[Entries from a dataset of interfaces]
--------------------------------------------------
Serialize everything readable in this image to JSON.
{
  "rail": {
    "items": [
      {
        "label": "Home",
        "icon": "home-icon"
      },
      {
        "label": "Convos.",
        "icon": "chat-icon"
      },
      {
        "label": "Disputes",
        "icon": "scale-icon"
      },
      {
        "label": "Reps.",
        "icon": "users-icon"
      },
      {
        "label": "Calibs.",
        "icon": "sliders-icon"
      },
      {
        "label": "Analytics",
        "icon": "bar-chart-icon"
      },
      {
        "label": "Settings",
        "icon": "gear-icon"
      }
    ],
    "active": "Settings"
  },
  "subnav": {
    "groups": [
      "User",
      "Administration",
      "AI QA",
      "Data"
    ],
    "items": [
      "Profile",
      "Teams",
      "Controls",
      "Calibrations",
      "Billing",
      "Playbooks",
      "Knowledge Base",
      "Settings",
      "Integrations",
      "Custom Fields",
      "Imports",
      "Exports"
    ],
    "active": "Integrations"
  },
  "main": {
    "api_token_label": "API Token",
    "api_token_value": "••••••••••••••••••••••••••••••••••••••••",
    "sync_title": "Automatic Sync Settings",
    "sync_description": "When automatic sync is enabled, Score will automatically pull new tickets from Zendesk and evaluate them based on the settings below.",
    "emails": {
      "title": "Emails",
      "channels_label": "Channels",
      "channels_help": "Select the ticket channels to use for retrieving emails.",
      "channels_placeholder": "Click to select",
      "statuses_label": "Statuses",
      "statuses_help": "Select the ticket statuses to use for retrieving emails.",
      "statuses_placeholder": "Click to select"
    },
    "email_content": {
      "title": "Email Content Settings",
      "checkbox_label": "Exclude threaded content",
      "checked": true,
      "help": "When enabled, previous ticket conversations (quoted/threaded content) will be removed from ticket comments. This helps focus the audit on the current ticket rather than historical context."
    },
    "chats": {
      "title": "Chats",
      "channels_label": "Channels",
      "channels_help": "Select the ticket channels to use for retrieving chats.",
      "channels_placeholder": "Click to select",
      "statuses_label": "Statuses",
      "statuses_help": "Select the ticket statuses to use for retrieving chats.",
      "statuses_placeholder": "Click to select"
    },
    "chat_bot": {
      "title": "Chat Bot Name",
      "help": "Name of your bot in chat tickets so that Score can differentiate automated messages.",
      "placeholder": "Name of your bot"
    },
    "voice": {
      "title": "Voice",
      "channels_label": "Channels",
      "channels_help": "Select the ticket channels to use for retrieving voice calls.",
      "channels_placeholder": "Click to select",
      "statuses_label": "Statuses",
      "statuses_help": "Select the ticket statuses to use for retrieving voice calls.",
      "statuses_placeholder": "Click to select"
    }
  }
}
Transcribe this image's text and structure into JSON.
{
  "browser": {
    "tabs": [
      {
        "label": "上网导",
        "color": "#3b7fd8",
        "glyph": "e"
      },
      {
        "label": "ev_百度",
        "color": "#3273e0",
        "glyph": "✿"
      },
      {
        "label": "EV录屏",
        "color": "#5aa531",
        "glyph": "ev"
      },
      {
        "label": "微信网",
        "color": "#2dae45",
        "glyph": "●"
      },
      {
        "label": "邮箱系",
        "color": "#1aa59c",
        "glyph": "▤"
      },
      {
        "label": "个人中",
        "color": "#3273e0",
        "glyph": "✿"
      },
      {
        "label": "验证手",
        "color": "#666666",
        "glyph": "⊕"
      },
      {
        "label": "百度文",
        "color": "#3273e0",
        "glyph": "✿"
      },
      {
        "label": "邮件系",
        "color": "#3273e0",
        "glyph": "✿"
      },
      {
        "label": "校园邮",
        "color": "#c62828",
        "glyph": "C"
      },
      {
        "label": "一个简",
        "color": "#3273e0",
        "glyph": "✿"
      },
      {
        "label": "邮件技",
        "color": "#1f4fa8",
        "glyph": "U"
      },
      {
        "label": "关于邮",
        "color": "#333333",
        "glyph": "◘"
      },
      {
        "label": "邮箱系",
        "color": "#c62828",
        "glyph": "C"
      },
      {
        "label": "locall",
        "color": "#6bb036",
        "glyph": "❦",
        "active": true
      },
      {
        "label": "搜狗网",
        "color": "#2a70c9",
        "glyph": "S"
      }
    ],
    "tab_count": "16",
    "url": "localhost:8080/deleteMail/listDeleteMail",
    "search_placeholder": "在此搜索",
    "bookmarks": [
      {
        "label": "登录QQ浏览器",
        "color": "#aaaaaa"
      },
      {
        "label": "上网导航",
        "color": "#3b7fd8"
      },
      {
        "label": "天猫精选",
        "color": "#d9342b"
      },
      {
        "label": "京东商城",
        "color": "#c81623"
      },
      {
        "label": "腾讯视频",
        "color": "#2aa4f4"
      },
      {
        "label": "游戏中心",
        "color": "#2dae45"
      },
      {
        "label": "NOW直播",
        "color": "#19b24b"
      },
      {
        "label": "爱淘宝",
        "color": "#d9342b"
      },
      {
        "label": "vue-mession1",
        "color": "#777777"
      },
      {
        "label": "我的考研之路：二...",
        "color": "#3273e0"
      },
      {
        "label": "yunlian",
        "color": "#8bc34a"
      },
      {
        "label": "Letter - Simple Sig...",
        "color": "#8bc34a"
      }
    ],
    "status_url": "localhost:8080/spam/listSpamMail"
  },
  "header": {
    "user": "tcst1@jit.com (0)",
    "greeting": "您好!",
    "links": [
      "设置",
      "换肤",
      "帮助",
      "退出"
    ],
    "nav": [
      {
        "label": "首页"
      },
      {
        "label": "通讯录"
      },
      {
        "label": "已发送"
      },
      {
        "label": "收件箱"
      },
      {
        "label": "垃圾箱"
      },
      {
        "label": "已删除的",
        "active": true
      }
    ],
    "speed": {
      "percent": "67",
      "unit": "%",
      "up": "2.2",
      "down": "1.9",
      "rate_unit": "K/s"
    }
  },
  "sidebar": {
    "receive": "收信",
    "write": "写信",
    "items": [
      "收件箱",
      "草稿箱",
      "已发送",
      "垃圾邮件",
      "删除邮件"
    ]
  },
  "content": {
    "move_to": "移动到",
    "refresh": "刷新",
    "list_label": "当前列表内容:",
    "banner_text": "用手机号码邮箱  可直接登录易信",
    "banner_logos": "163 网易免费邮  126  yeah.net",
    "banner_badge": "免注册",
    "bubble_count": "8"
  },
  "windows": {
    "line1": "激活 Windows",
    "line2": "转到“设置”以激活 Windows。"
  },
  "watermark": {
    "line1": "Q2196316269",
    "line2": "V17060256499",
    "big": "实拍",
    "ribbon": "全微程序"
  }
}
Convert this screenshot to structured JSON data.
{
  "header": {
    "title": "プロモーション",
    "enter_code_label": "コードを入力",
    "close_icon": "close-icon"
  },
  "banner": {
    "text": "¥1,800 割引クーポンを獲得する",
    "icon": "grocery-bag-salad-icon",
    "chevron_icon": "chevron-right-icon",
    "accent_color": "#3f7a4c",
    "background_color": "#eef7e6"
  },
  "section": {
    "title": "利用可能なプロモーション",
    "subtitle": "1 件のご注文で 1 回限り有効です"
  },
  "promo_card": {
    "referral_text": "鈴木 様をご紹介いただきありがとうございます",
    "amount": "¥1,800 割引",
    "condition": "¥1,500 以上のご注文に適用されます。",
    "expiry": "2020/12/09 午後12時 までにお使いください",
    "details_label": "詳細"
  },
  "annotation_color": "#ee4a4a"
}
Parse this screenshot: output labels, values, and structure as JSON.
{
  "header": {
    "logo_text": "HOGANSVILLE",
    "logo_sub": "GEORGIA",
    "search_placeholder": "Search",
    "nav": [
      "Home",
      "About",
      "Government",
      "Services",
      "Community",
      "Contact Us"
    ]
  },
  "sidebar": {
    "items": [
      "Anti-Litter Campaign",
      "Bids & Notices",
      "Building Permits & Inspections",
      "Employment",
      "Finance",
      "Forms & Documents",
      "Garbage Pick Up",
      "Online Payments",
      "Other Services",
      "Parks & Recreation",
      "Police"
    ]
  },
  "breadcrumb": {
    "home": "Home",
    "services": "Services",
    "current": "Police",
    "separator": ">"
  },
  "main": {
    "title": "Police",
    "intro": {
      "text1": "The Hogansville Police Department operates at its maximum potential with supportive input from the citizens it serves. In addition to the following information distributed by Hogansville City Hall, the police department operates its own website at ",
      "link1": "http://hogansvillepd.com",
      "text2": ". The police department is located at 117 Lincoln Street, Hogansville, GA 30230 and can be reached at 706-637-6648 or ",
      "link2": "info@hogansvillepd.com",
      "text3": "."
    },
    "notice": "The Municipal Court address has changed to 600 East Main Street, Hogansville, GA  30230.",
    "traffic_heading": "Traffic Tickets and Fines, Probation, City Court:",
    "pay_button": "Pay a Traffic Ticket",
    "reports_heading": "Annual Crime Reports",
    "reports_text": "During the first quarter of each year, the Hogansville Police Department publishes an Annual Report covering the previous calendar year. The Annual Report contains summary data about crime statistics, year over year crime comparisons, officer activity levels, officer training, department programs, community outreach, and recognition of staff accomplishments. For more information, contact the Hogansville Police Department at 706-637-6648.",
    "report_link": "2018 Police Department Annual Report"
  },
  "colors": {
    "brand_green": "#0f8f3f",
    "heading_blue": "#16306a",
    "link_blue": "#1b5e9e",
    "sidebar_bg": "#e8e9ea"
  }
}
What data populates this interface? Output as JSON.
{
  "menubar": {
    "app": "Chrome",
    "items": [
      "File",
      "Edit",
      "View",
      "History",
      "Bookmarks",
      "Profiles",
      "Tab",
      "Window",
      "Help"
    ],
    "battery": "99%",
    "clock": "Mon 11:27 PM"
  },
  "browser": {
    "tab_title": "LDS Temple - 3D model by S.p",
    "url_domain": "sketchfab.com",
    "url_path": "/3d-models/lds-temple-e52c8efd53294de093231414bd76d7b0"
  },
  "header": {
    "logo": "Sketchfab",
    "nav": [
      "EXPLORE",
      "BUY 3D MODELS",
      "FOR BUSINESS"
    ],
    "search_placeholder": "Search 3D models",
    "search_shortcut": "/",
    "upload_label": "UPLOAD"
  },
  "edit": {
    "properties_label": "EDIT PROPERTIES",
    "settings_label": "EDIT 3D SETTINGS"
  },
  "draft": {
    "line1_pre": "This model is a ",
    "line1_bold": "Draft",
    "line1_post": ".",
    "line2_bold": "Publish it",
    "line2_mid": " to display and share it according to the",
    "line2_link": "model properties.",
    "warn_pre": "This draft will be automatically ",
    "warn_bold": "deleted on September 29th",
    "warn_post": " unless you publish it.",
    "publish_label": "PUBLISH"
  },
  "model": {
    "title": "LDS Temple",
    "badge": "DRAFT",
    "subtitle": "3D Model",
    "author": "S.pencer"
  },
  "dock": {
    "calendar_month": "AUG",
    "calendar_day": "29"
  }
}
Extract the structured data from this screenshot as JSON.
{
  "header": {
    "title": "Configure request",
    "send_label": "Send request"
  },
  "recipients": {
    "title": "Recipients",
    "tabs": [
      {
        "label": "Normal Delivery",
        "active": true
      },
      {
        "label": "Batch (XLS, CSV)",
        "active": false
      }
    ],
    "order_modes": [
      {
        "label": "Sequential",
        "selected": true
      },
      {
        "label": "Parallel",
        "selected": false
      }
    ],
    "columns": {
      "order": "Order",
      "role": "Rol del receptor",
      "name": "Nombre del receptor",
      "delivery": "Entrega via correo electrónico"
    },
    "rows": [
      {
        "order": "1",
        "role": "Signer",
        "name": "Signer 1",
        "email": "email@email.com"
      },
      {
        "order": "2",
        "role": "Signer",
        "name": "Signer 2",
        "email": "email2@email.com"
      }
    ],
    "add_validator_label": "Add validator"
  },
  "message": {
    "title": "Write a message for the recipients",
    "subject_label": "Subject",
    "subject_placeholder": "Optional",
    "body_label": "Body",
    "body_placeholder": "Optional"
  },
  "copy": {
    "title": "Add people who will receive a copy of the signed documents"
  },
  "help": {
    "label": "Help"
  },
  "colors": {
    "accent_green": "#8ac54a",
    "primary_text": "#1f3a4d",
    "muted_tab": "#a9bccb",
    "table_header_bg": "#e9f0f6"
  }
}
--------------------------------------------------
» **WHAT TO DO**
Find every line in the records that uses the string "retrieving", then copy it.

» **RESULT**
      "channels_help": "Select the ticket channels to use for retrieving emails.",
      "statuses_help": "Select the ticket statuses to use for retrieving emails.",
      "channels_help": "Select the ticket channels to use for retrieving chats.",
      "statuses_help": "Select the ticket statuses to use for retrieving chats.",
      "channels_help": "Select the ticket channels to use for retrieving voice calls.",
      "statuses_help": "Select the ticket statuses to use for retrieving voice calls.",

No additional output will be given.